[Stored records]
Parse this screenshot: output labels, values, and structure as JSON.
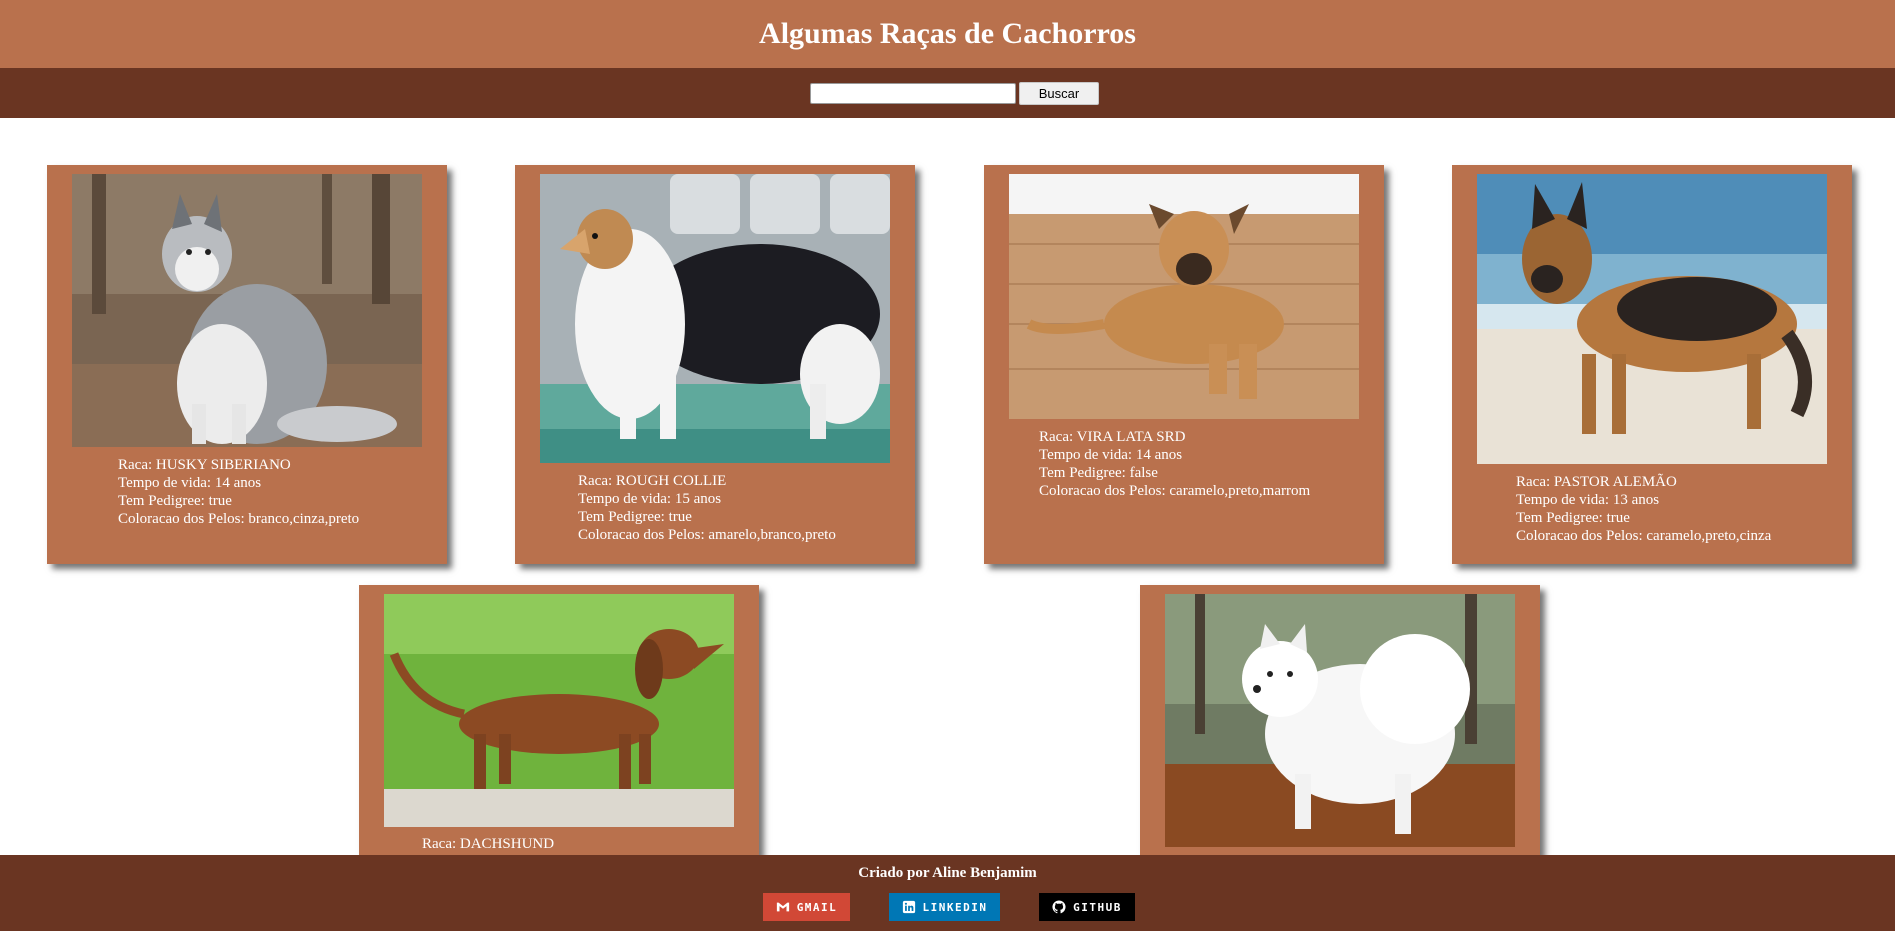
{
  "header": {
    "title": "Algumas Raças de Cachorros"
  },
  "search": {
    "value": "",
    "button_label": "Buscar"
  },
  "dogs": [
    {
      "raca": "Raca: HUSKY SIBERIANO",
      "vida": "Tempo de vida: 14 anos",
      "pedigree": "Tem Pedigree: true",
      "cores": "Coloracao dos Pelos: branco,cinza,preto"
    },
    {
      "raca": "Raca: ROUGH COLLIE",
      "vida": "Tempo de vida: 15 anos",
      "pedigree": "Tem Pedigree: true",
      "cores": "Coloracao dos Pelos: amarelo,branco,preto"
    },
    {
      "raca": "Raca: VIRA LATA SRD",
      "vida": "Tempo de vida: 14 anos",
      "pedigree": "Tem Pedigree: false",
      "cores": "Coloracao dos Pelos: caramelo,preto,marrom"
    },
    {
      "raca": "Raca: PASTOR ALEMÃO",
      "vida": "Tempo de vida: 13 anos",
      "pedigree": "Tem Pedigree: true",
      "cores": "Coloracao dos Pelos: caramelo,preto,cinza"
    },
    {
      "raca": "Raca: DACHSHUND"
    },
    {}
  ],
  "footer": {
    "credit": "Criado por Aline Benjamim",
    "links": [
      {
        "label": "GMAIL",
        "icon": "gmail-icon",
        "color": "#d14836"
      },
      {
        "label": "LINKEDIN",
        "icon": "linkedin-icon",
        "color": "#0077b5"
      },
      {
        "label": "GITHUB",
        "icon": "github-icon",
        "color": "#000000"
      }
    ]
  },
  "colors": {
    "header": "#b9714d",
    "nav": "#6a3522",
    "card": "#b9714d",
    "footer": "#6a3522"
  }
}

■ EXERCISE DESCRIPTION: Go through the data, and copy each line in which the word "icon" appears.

■ SOLUTION TO THE PROBLEM:
        "icon": "gmail-icon",
        "icon": "linkedin-icon",
        "icon": "github-icon",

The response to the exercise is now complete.